The bishops have written a letter to Bishop Christopher Cocksworth to share their own responses to the ongoing Living in Love and Faith (LLF) project for which he is Chair.
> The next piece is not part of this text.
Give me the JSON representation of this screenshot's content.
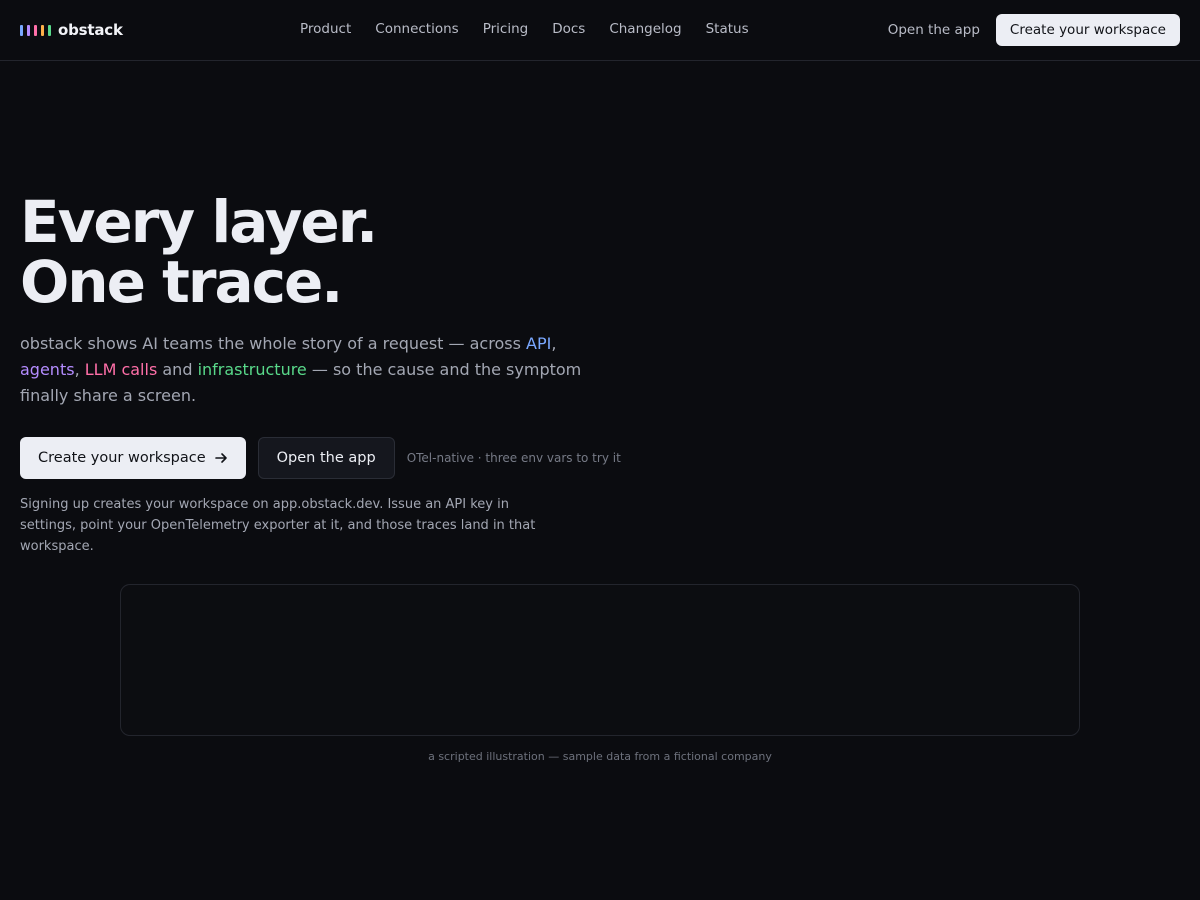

They invited him to share the views with the wider co-ordinating group.
Following the February 2017 Group of Sessions, the Archbishops of Canterbury and York outlined their proposals for continuing to address questions concerning human sexuality.
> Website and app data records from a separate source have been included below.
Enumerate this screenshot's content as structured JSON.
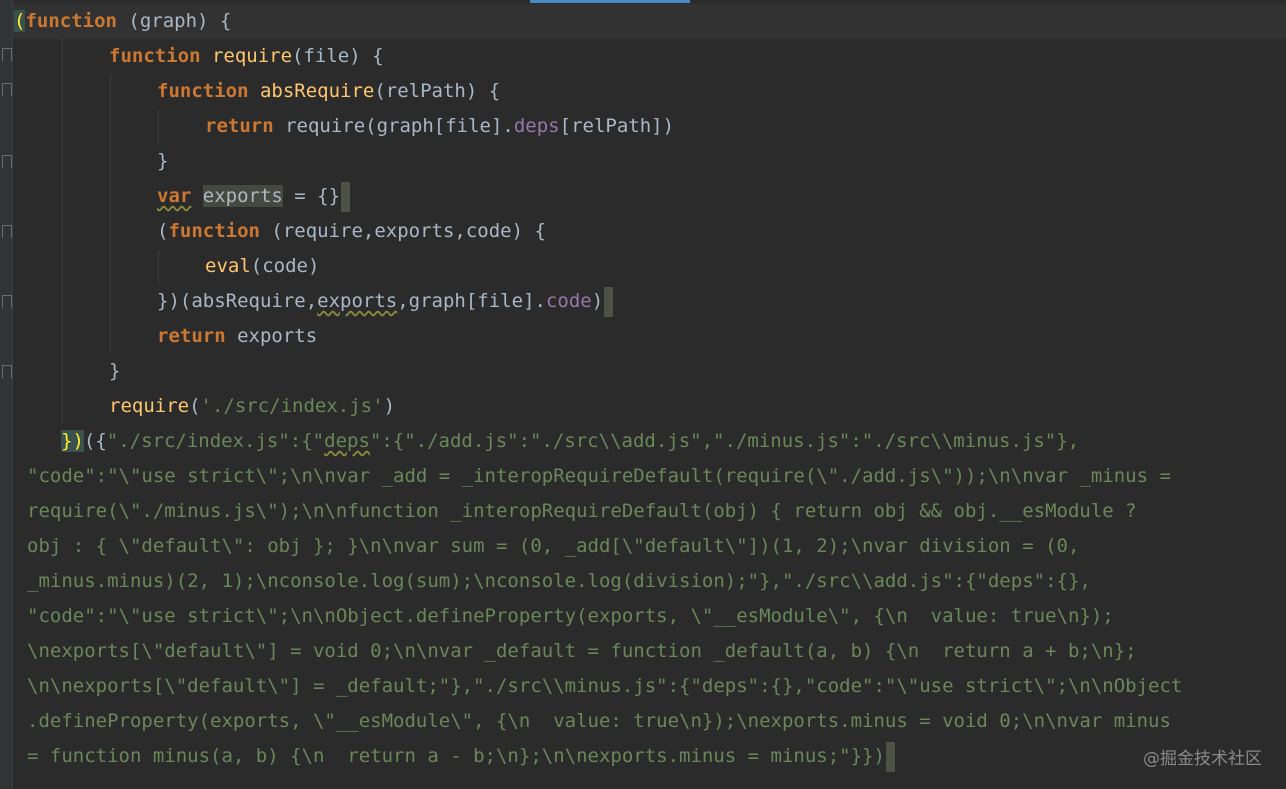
{
  "editor": {
    "lines": [
      [
        "(",
        "function",
        " (graph) {"
      ],
      [
        "function",
        " ",
        "require",
        "(file) {"
      ],
      [
        "function",
        " ",
        "absRequire",
        "(relPath) {"
      ],
      [
        "return",
        " require(graph[file].",
        "deps",
        "[relPath])"
      ],
      [
        "}"
      ],
      [
        "var",
        " ",
        "exports",
        " = {}"
      ],
      [
        "(",
        "function",
        " (require,exports,code) {"
      ],
      [
        "eval",
        "(code)"
      ],
      [
        "})(absRequire,",
        "exports",
        ",graph[file].",
        "code",
        ")"
      ],
      [
        "return",
        " exports"
      ],
      [
        "}"
      ],
      [
        "require",
        "(",
        "'./src/index.js'",
        ")"
      ],
      [
        "})",
        "({",
        "\"./src/index.js\":{\"",
        "deps",
        "\":{\"./add.js\":\"./src\\\\add.js\",\"./minus.js\":\"./src\\\\minus.js\"},"
      ],
      [
        "\"code\":\"\\\"use strict\\\";\\n\\nvar _add = _interopRequireDefault(require(\\\"./add.js\\\"));\\n\\nvar _minus ="
      ],
      [
        "require(\\\"./minus.js\\\");\\n\\nfunction _interopRequireDefault(obj) { return obj && obj.__esModule ?"
      ],
      [
        "obj : { \\\"default\\\": obj }; }\\n\\nvar sum = (0, _add[\\\"default\\\"])(1, 2);\\nvar division = (0,"
      ],
      [
        "_minus.minus)(2, 1);\\nconsole.log(sum);\\nconsole.log(division);\"},\"./src\\\\add.js\":{\"deps\":{},"
      ],
      [
        "\"code\":\"\\\"use strict\\\";\\n\\nObject.defineProperty(exports, \\\"__esModule\\\", {\\n  value: true\\n});"
      ],
      [
        "\\nexports[\\\"default\\\"] = void 0;\\n\\nvar _default = function _default(a, b) {\\n  return a + b;\\n};"
      ],
      [
        "\\n\\nexports[\\\"default\\\"] = _default;\"},\"./src\\\\minus.js\":{\"deps\":{},\"code\":\"\\\"use strict\\\";\\n\\nObject"
      ],
      [
        ".defineProperty(exports, \\\"__esModule\\\", {\\n  value: true\\n});\\nexports.minus = void 0;\\n\\nvar minus"
      ],
      [
        "= function minus(a, b) {\\n  return a - b;\\n};\\n\\nexports.minus = minus;\"}})"
      ]
    ]
  },
  "watermark": "@掘金技术社区"
}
The Archbishops committed themselves and the House of Bishops to two new strands of work: the creation of a Pastoral Advisory Group and the development of a substantial Teaching Document on the subject, Living in Love and Faith: Christian Teaching and Learning about Human Identity, Sexuality and Marriage.
The evangelical bishops say that they cannot ‘abandon’ traditional teaching on marriage and sexuality‘in order to appear relevant’.
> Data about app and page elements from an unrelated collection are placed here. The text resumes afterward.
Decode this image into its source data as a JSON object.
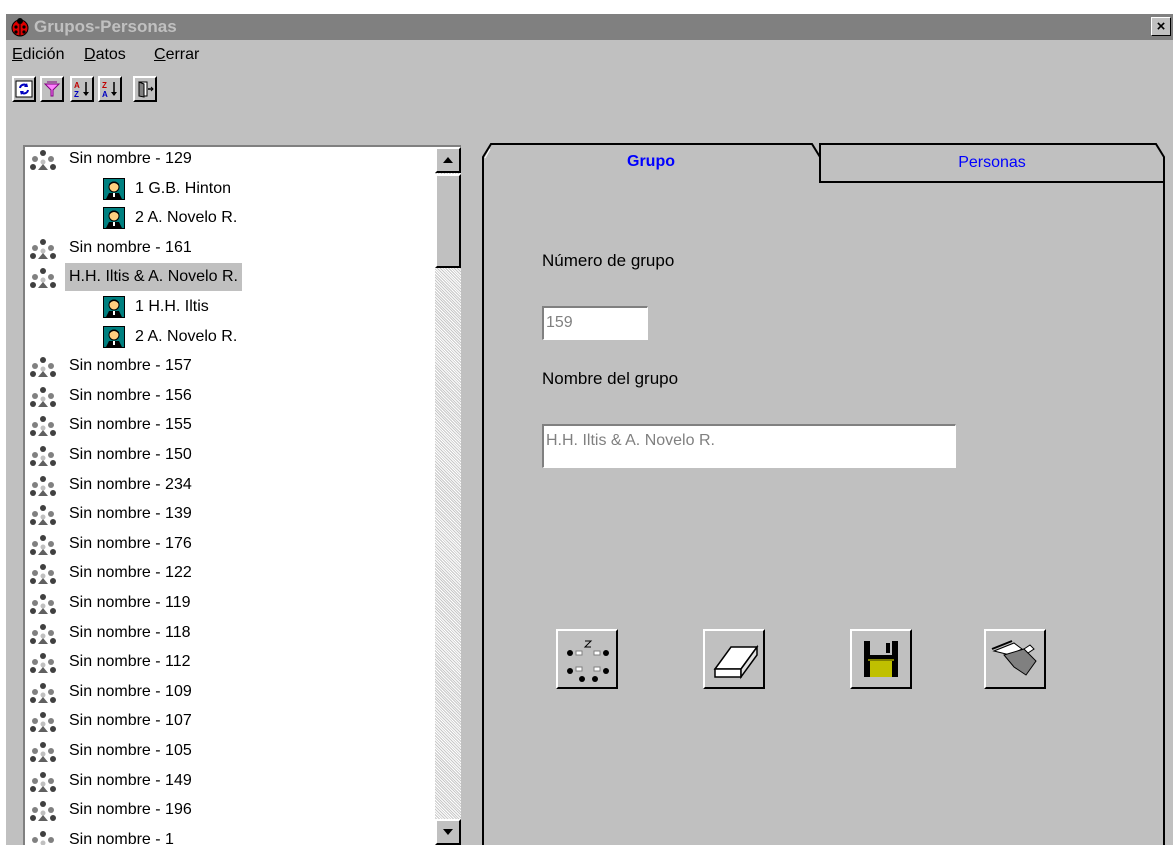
{
  "window": {
    "title": "Grupos-Personas",
    "close_glyph": "×"
  },
  "menu": [
    {
      "label": "Edición",
      "underline": "E",
      "rest": "dición"
    },
    {
      "label": "Datos",
      "underline": "D",
      "rest": "atos"
    },
    {
      "label": "Cerrar",
      "underline": "C",
      "rest": "errar"
    }
  ],
  "toolbar": {
    "buttons": [
      {
        "icon": "refresh-icon"
      },
      {
        "icon": "filter-icon"
      },
      {
        "icon": "sort-ascending-icon",
        "text": [
          "A",
          "Z"
        ]
      },
      {
        "icon": "sort-descending-icon",
        "text": [
          "Z",
          "A"
        ]
      },
      {
        "icon": "exit-door-icon"
      }
    ]
  },
  "tree": {
    "items": [
      {
        "type": "group",
        "label": "Sin nombre - 129"
      },
      {
        "type": "person",
        "label": "1 G.B. Hinton"
      },
      {
        "type": "person",
        "label": "2 A. Novelo R."
      },
      {
        "type": "group",
        "label": "Sin nombre - 161"
      },
      {
        "type": "group",
        "label": "H.H. Iltis & A. Novelo R.",
        "selected": true
      },
      {
        "type": "person",
        "label": "1 H.H. Iltis"
      },
      {
        "type": "person",
        "label": "2 A. Novelo R."
      },
      {
        "type": "group",
        "label": "Sin nombre - 157"
      },
      {
        "type": "group",
        "label": "Sin nombre - 156"
      },
      {
        "type": "group",
        "label": "Sin nombre - 155"
      },
      {
        "type": "group",
        "label": "Sin nombre - 150"
      },
      {
        "type": "group",
        "label": "Sin nombre - 234"
      },
      {
        "type": "group",
        "label": "Sin nombre - 139"
      },
      {
        "type": "group",
        "label": "Sin nombre - 176"
      },
      {
        "type": "group",
        "label": "Sin nombre - 122"
      },
      {
        "type": "group",
        "label": "Sin nombre - 119"
      },
      {
        "type": "group",
        "label": "Sin nombre - 118"
      },
      {
        "type": "group",
        "label": "Sin nombre - 112"
      },
      {
        "type": "group",
        "label": "Sin nombre - 109"
      },
      {
        "type": "group",
        "label": "Sin nombre - 107"
      },
      {
        "type": "group",
        "label": "Sin nombre - 105"
      },
      {
        "type": "group",
        "label": "Sin nombre - 149"
      },
      {
        "type": "group",
        "label": "Sin nombre - 196"
      },
      {
        "type": "group",
        "label": "Sin nombre - 1"
      }
    ]
  },
  "tabs": [
    {
      "label": "Grupo",
      "active": true
    },
    {
      "label": "Personas",
      "active": false
    }
  ],
  "form": {
    "group_number_label": "Número de grupo",
    "group_number_value": "159",
    "group_name_label": "Nombre del grupo",
    "group_name_value": "H.H. Iltis & A. Novelo R."
  },
  "actions": [
    {
      "icon": "new-group-icon"
    },
    {
      "icon": "eraser-icon"
    },
    {
      "icon": "save-disk-icon"
    },
    {
      "icon": "edit-hand-icon"
    }
  ],
  "colors": {
    "face": "#c0c0c0",
    "titlebar": "#808080",
    "tab_text": "#0000ff"
  }
}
The bishops say that it is important for them that LLF maps out arguments that challenge traditional teaching but also offers teaching that provides a theological evaluation of them based on Scripture.
“LLF will therefore rightly attend carefully to the experience and understandings of LGBT+ people (and their diverse self-understandings and visions of the faithful pattern of Christian discipleship).We also believe that LLF must recognise and address the wider challenges in church and society to traditional Christian teaching,” they said.
They say that people must not ‘lose sight of our common, shared humanity’ and they call out‘the need for the church to offer a coherent, single ethic’.
“We are convinced that it is essential for LLFto clearly articulate and explore the traditional teaching of the Anglican Communion,” they said.
They outlined three key demands: that sexual intercourse only take place in married settings, that marriage is defined as between one man and one woman and outside of that abstinence was the only stance the Church should recognise.
If Church leaders adopt these three positions, they can ensure church unity, they claim.
They add: “Our recent Anglican experience has made clear that our deep differences in this area make ‘walking together on the way’ not only a challenge ecumenically but within existing denominational structures.
“We therefore think it essential that, as part of providing teaching and learning, LLF must also help us consider the implications of these differences for our common life.”
But they acknowledge that adopting this position will be difficult for many, but any change of teaching or liturgy would also be difficult for others.
However, former Bishop of Bolton, David Gillett, has said that while once he would have agreed with the evangelical bishops, he now believes ‘we should be looking to expand our understanding of marriage’.
“While preserving the tradition that marriage is a commitment to a faithful, life-long and intimate relationship between two people, we will now be able to see the tradition in a fully inclusive way — or, at the very least, hope that others who disagree will allow blessings of same sex marriages–thus leaving a variety of ways of living God’s story that recognises the full humanity and equality of our LGBT+ brothers and sisters.”
Former Bishop of Thetford, David Atkinson, said that Lambeth resolution 1.10 is ‘too blunt an instrument for an appropriate pastoral response to those for whom this is a pressing personal question’, and ‘too unclear an instrument for forming any constructive Christian mission to gay communities, and too insensitive an instrument for affirming and accepting what is of God in the lives of many Christian gay people’.
The bishop refer in their letter to the Church of England Evangelical Council’s recent work ‘Gospel, Church &Marriage: Preserving Apostolic Faith and Life’. The document warns that ‘significant departure from apostolic teaching requires in response some degree of visible differentiation,in order formally to acknowledge and mark this distance.’
They say they hope that LLF will ‘go beyond helping us to understand and evaluate our different perspectives’ and also address ‘the practical consequences of these sincerely held differences’.
“We will then be able to consider how our structures may need to adapt so as to enable good, continued fellowship, respect, dialogue and co-operation with one another in Christ while honestly recognising the impact of our disagreements on the shape and degrees of communion truly present among us.” They added.